Uiwix Ransomware Follows WannaCry's SMB-Targeting Lead
Life after WannaCry: Already, other cybercrime gangs appear to be jumping on the Windows server message block targeting bandwagon, including the operators behind Uiwix ransomware.
Thankfully, however, unlike the SMB-targeting WannaCry ransomware worm that took the world by storm beginning May 12, Uiwix poses very little threat, security researchers report.
While some early reports suggested that Uiwix was also spreading as a worm to automatically infect endpoints, those reports have now been dismissed by British security researcher Kevin Beaumont, who recently found a sample in the wild via a honeypot.
Instead, whoever is behind Uiwix appears to be manually scanning for systems that have the SMB flaw, then targeting them in an attempt to exploit the flaw and install the ransomware. According to a Shodan search, there are nearly 400,00 such systems - if not more - accessible via the internet.
Nasty SMB Flaw

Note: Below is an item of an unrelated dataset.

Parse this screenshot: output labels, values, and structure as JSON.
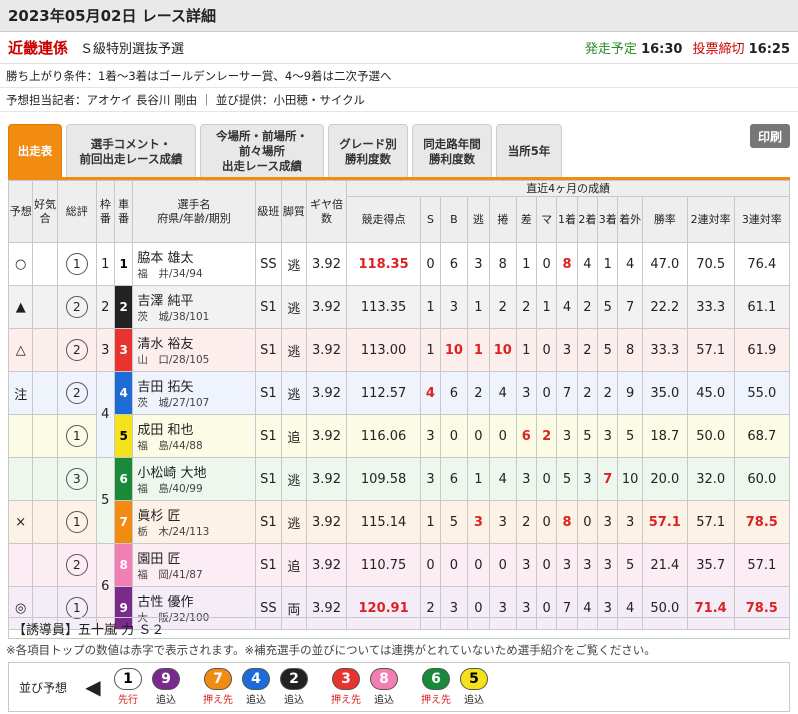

Brief recap: A patch for the SMB flaw was released in March by Microsoft via its MS17-010 security updates of its supported systems, as well as May 12 for Windows XP, 2003 and 8.
A related attack tool built by the Equation Group - likely the National Security Agency - designed to exploit the SMB flaw was released April 14 by the Shadow Brokers, and called EternalBlue. The WannaCry outbreak targeted EternalBlue, as well as an Equation Group backdoor called DoublePulsar that was then installed on some infected endpoints, to spread (see Teardown: WannaCry Ransomware).

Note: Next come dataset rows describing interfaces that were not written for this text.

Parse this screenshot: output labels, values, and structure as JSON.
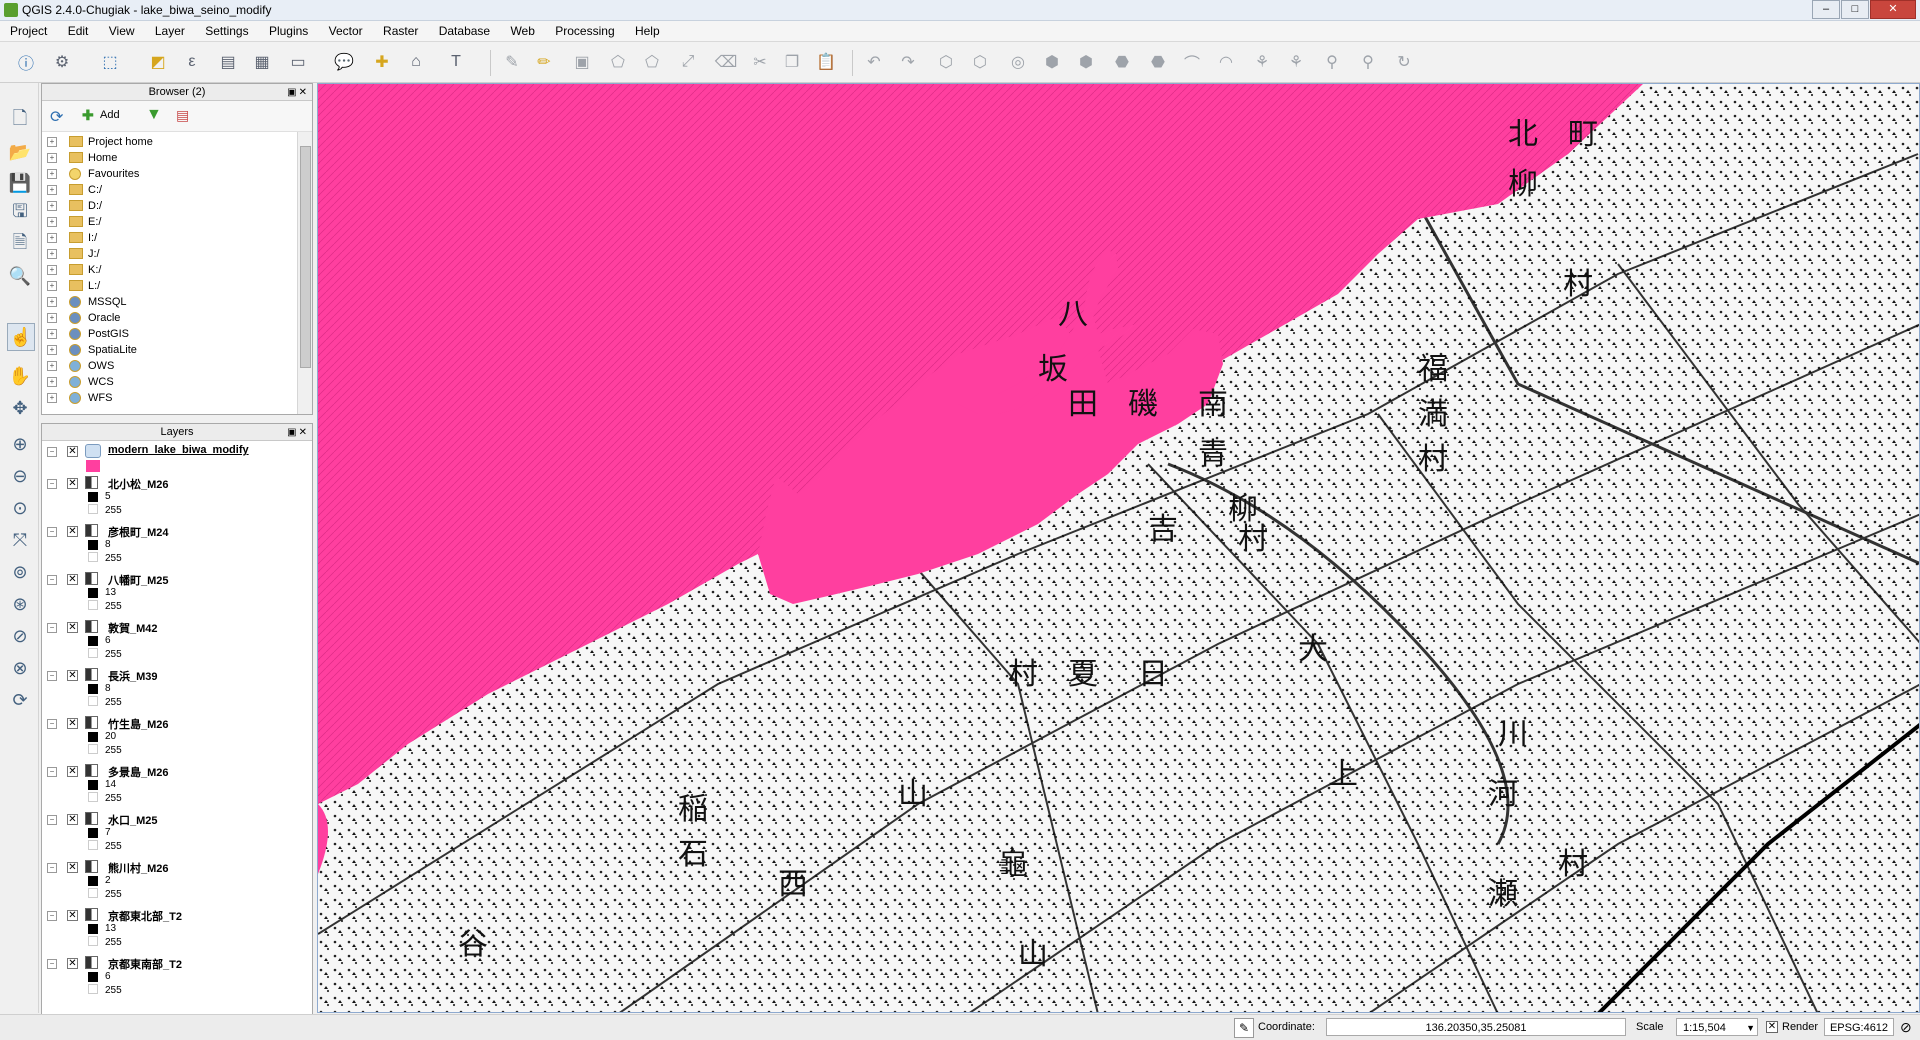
{
  "window": {
    "title": "QGIS 2.4.0-Chugiak - lake_biwa_seino_modify",
    "controls": [
      "–",
      "□",
      "✕"
    ]
  },
  "menu": [
    "Project",
    "Edit",
    "View",
    "Layer",
    "Settings",
    "Plugins",
    "Vector",
    "Raster",
    "Database",
    "Web",
    "Processing",
    "Help"
  ],
  "browser": {
    "title": "Browser (2)",
    "add_label": "Add",
    "items": [
      {
        "label": "Project home",
        "icon": "folder-icon"
      },
      {
        "label": "Home",
        "icon": "folder-icon"
      },
      {
        "label": "Favourites",
        "icon": "star-icon"
      },
      {
        "label": "C:/",
        "icon": "folder-icon"
      },
      {
        "label": "D:/",
        "icon": "folder-icon"
      },
      {
        "label": "E:/",
        "icon": "folder-icon"
      },
      {
        "label": "I:/",
        "icon": "folder-icon"
      },
      {
        "label": "J:/",
        "icon": "folder-icon"
      },
      {
        "label": "K:/",
        "icon": "folder-icon"
      },
      {
        "label": "L:/",
        "icon": "folder-icon"
      },
      {
        "label": "MSSQL",
        "icon": "database-icon"
      },
      {
        "label": "Oracle",
        "icon": "database-icon"
      },
      {
        "label": "PostGIS",
        "icon": "database-icon"
      },
      {
        "label": "SpatiaLite",
        "icon": "database-icon"
      },
      {
        "label": "OWS",
        "icon": "globe-icon"
      },
      {
        "label": "WCS",
        "icon": "globe-icon"
      },
      {
        "label": "WFS",
        "icon": "globe-icon"
      }
    ]
  },
  "layers": {
    "title": "Layers",
    "vector": {
      "name": "modern_lake_biwa_modify",
      "color": "#ff3f9f"
    },
    "rasters": [
      {
        "name": "北小松_M26",
        "min": "5",
        "max": "255"
      },
      {
        "name": "彦根町_M24",
        "min": "8",
        "max": "255"
      },
      {
        "name": "八幡町_M25",
        "min": "13",
        "max": "255"
      },
      {
        "name": "敦賀_M42",
        "min": "6",
        "max": "255"
      },
      {
        "name": "長浜_M39",
        "min": "8",
        "max": "255"
      },
      {
        "name": "竹生島_M26",
        "min": "20",
        "max": "255"
      },
      {
        "name": "多景島_M26",
        "min": "14",
        "max": "255"
      },
      {
        "name": "水口_M25",
        "min": "7",
        "max": "255"
      },
      {
        "name": "熊川村_M26",
        "min": "2",
        "max": "255"
      },
      {
        "name": "京都東北部_T2",
        "min": "13",
        "max": "255"
      },
      {
        "name": "京都東南部_T2",
        "min": "6",
        "max": "255"
      }
    ]
  },
  "map": {
    "labels": [
      "北",
      "町",
      "柳",
      "村",
      "八",
      "坂",
      "田",
      "磯",
      "南",
      "青",
      "柳",
      "福",
      "満",
      "村",
      "吉",
      "大",
      "村",
      "夏",
      "日",
      "村",
      "稲",
      "山",
      "上",
      "川",
      "河",
      "瀬",
      "龜",
      "山",
      "西",
      "石",
      "谷",
      "村"
    ],
    "lake_color": "#ff3f9f"
  },
  "status": {
    "coordinate_label": "Coordinate:",
    "coordinate_value": "136.20350,35.25081",
    "scale_label": "Scale",
    "scale_value": "1:15,504",
    "render_label": "Render",
    "epsg": "EPSG:4612"
  }
}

Since the attack tools were dumped, the number of endpoints infected with just the DoublePulsar backdoor software - not just by the Equation Group, but also enterprising attackers - apparently has reached more than 400,000.
Uiwix Goes Fileless
Unlike WannaCry, Uiwix appears to be fileless malware, security firm Trend Micro says in a blog post. "Uiwix is executed in memory after exploiting EternalBlue," it says. "Fileless infections don't entail writing actual files/components to the computer's disks, which greatly reduces its footprint and in turn makes detection trickier."
The ransomware is also designed to operate more cautiously than WannaCry. "Uiwix is also stealthier, opting to terminate itself if it detects the presence of a virtual machine (VM) or sandbox," Trend Micro says. "Based on UIWIX's code strings, it appears to have routines capable of gathering the infected system's browser login, File Transfer Protocol (FTP), email, and messenger credentials."
WannaCry and Uiwix aren't the only pieces of malicious code that have been found in the wild targeting the MS17-10 - EternalBlue - vulnerability.
Security researchers report that cryptocurrency-mining malware called Adylkuzz also began exploiting the SMB flaw, apparently in late April - before WannaCry - to mine for virtual currency called monero. And there are signs that North Korea may be tied to both the WannaCry and Adylkuzz campaigns, although that has not been proven (see Is WannaCry the First Nation-State Ransomware?).
As with Uiwix, however, this Adylkuzz campaign - designed to install a cryptocurrency miner called cpuminer - poses little risk, security firm Symantec says in a blog post.
"Due to the effectiveness of [intrusion prevention systems] in proactively blocking infections, Symantec is observing low infections of Adylkuzz," the security firm reports.
Out of more than 44 million attempts to exploit the MS17-10 flaw against systems running Symantec software, fewer than 200 endpoints have been infected by Adylkuzz, the company says.
Lock It Down
The takeaway: Don't obsess over ransomware gangs attempting to jump on the WannaCry bandwagon. Instead, "focus on patching," Beaumont says via Twitter.
That's also the top recommendation from the U.S. Computer Emergency Response Team, part of the Department of Homeland Security, which has issued guidance for blocking WannaCry, or any other malicious code that targets the SMB flaw.
Check every Windows system in the enterprise to ensure that it isn't using SMBv1, which is enabled by default, even in Windows 10 and Windows Server 2016.
While the EternalBlue exploit - which dates from 2013 - didn't exploit the latest Windows operating systems, a security researcher has now ported EternalBlue so it will work on any 64-bit Windows 8 and Windows Server 2012 systems that have SMB enabled and not blocked by a firewall.
Of course, it's likely that whoever built EternalBlue - believed to the NSA - and anyone else who may have independently discovered the flaw and also been using it had already updated their attack tools to do the same.
So if you haven't started already, get patching.